__WHAT YOU SHOULD DO__. Return the lines below that carry the word "icon".

__SUPPLIED RECORDS__.
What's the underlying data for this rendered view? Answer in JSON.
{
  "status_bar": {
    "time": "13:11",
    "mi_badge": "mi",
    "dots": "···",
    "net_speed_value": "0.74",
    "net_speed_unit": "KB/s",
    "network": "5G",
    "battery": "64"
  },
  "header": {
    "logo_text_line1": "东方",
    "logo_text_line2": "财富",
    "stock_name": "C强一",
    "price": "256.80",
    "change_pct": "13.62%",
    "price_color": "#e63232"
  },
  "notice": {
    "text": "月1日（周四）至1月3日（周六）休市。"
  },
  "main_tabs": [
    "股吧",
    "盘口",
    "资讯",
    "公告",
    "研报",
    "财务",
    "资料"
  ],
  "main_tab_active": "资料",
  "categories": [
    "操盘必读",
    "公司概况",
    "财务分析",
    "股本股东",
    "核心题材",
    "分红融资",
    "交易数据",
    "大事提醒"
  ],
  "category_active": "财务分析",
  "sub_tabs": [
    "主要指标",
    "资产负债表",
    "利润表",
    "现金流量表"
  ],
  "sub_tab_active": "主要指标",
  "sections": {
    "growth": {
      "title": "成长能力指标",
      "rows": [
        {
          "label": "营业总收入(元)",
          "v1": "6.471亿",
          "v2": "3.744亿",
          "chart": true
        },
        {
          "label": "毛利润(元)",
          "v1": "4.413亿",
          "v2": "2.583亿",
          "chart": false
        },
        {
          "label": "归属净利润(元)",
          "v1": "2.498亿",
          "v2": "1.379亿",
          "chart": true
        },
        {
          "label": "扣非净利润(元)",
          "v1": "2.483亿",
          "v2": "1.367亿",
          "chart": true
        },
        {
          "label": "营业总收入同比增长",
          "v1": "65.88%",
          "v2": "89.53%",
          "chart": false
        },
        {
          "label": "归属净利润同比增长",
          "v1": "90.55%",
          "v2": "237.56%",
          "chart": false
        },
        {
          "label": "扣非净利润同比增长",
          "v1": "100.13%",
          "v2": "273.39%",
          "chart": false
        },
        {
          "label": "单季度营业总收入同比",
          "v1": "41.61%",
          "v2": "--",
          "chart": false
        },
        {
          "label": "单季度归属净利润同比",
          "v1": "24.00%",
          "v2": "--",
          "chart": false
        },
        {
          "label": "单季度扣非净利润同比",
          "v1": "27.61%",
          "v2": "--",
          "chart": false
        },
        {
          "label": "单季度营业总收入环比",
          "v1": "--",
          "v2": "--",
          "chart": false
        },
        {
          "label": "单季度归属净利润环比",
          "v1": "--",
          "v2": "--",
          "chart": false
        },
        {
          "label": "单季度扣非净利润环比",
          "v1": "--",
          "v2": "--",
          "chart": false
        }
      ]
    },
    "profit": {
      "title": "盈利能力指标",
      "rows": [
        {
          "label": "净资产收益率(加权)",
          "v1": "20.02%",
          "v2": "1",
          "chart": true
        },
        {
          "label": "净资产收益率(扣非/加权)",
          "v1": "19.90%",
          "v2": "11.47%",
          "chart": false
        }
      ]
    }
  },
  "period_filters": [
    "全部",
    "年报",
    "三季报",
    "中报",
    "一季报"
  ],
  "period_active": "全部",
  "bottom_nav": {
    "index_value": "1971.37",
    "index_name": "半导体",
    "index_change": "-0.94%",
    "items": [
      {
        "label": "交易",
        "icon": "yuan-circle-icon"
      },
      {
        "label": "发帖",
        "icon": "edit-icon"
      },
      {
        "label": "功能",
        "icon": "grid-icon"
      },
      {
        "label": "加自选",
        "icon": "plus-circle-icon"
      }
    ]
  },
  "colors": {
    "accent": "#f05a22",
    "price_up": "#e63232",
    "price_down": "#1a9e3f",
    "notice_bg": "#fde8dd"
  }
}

__RESULT FOR THIS EXERCISE__.
        "icon": "yuan-circle-icon"
        "icon": "edit-icon"
        "icon": "grid-icon"
        "icon": "plus-circle-icon"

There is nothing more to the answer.